After a year of taking a backseat to more immediate problems caused by COVID-19, property tax reform is back as one of the key issues facing New York City.
Photo: Anna Bradley-Smith for BK Reader.

After a year of taking a backseat to more immediate problems caused by COVID-19, property tax reform is back as one of the key issues facing New York City.

In order to approach this matter, the New York City Advisory Commission on Property Tax Reform, formed in 2018 by Mayor Bill De Blasio and City Council Speaker Corey Johnson, is hosting a series of virtual hearings seeking input from the public on potential reforms.

Hearings have already happened here in Brooklyn and in Staten Island, with the other three boroughs taking place in the coming weeks.

A preliminary report from the commission was released in January 2020 with recommendations to create a fairer system, but the pandemic slowed momentum. Using the input from these public hearings, De Blasio has promised a finalized report before he leaves office in December.

Property tax reform has long been a contentious issue in New York City.
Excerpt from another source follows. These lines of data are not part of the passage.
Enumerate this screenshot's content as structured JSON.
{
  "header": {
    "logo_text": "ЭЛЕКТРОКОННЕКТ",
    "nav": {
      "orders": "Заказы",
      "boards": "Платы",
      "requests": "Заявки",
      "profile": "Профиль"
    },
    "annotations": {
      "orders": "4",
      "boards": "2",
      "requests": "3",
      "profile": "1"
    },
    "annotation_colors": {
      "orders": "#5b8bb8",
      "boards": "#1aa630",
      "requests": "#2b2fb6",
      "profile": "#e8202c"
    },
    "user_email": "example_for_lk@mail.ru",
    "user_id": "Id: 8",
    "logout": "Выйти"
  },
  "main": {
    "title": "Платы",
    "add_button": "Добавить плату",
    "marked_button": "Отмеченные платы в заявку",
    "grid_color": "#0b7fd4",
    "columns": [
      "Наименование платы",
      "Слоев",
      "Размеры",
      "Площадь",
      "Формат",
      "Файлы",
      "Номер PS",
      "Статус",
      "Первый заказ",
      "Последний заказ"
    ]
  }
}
The city does not assess taxes at properties' full market value, instead opting for a complicated system dating back to World War II that separates properties into four classes, each being assessed at different rates of the estimated market value. In practice, the system has taxed wealthy homeowners, and condo or co-op owners at vastly lower rates than middle class homeowners. The system has also shown to tax communities of color at higher rates. 

"The current system is not fair," the Commission's preliminary report, which lists ten initial recommendations to confront this issue, says.

Among these recommendations is to merge co-ops, condominiums, rental buildings with up to ten units, and 1-3 family homes into one "residential" property class. It also recommends using a sales based methodology to value these residential properties, and to assess them at their full market value. This reform would, in theory, put all residential properties on the same playing field. 

Any reforms would require working with the state government as well as the city council and, due to the upcoming term limitation for De Blasio, the onus will likely fall on the next Mayoral administration.

For some critics, this is a good thing. 

"Bill de Blasio has not been effective in leveraging the powers and pulpit of the mayoralty against the powers that be in Albany," City Councilmembers Justin Brannon of South Brooklyn and Joe Borelli of Staten Island wrote in a recent Op-Ed.

"New Yorkers of all stripes — homeowners, tenants, renters and small landlords — should join us in demanding each [mayoral] candidate commit to supporting the tax commission's recommendations."

Still, these reforms will likely be a tough sell to many homeowners whose property taxes would go up should the recommendations of the commission come to fruition.

Though the Brooklyn public hearing has passed, anyone concerned about the current property tax system and any future reforms can still listen in to hearings for Queens, the Bronx and Manhattan.